# WORK REQUIRED
Give back the listing in full and exactly, leaving out the images.

● ● ● ● ● ● ●

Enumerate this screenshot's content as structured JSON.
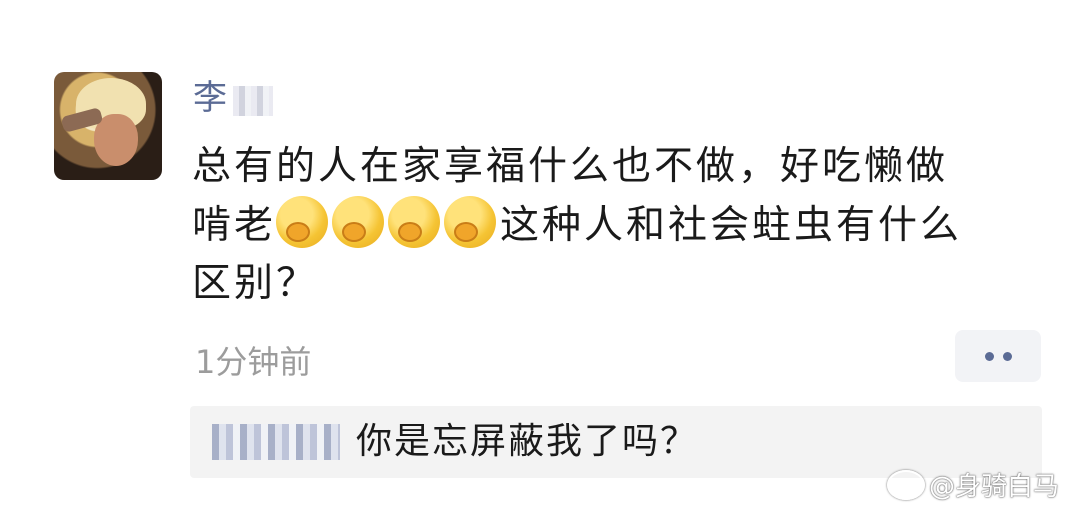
{
  "post": {
    "username": "李",
    "comment_lines": {
      "line1": "总有的人在家享福什么也不做，好吃懒做",
      "line2_prefix": "啃老",
      "line2_suffix": "这种人和社会蛀虫有什么",
      "line3": "区别？"
    },
    "emoji": {
      "name": "thinking-face-emoji",
      "count": 4
    },
    "timestamp": "1分钟前"
  },
  "reply": {
    "text": "你是忘屏蔽我了吗？"
  },
  "watermark": {
    "text": "@身骑白马"
  }
}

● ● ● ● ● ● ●

# SOLUTION FOR THIS TASK
Enumerate this screenshot's content as structured JSON.
{
  "post": {
    "username": "李",
    "comment_lines": {
      "line1": "总有的人在家享福什么也不做，好吃懒做",
      "line2_prefix": "啃老",
      "line2_suffix": "这种人和社会蛀虫有什么",
      "line3": "区别？"
    },
    "emoji": {
      "name": "thinking-face-emoji",
      "count": 4
    },
    "timestamp": "1分钟前"
  },
  "reply": {
    "text": "你是忘屏蔽我了吗？"
  },
  "watermark": {
    "text": "@身骑白马"
  }
}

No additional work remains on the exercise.